I'd like every line in the following listing that holds "invoice" copied.
--------------------------------
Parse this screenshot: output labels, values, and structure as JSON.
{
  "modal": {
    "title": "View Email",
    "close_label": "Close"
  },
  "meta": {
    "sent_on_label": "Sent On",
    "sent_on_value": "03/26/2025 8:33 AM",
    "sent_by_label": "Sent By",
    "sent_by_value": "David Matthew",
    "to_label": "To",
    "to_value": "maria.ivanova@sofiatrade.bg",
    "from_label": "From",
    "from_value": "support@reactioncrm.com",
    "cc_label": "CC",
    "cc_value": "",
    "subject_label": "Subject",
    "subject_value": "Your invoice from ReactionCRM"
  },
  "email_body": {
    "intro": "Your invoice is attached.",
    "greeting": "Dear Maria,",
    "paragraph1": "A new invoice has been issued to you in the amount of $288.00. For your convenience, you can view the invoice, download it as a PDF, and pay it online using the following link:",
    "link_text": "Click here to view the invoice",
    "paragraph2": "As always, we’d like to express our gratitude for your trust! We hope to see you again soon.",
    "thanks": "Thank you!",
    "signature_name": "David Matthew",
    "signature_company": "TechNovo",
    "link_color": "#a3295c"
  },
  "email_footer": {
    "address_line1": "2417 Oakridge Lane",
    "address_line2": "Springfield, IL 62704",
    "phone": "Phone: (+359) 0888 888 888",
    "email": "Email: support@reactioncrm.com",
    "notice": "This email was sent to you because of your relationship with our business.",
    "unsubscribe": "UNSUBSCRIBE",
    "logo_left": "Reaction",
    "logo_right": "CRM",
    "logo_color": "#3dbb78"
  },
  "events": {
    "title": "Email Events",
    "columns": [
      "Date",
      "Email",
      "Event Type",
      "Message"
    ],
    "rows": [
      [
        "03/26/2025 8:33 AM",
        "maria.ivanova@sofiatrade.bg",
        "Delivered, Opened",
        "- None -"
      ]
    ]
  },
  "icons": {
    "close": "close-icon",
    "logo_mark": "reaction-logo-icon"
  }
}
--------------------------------
* _Written answer_
    "subject_value": "Your invoice from ReactionCRM"
    "intro": "Your invoice is attached.",
    "paragraph1": "A new invoice has been issued to you in the amount of $288.00. For your convenience, you can view the invoice, download it as a PDF, and pay it online using the following link:",
    "link_text": "Click here to view the invoice",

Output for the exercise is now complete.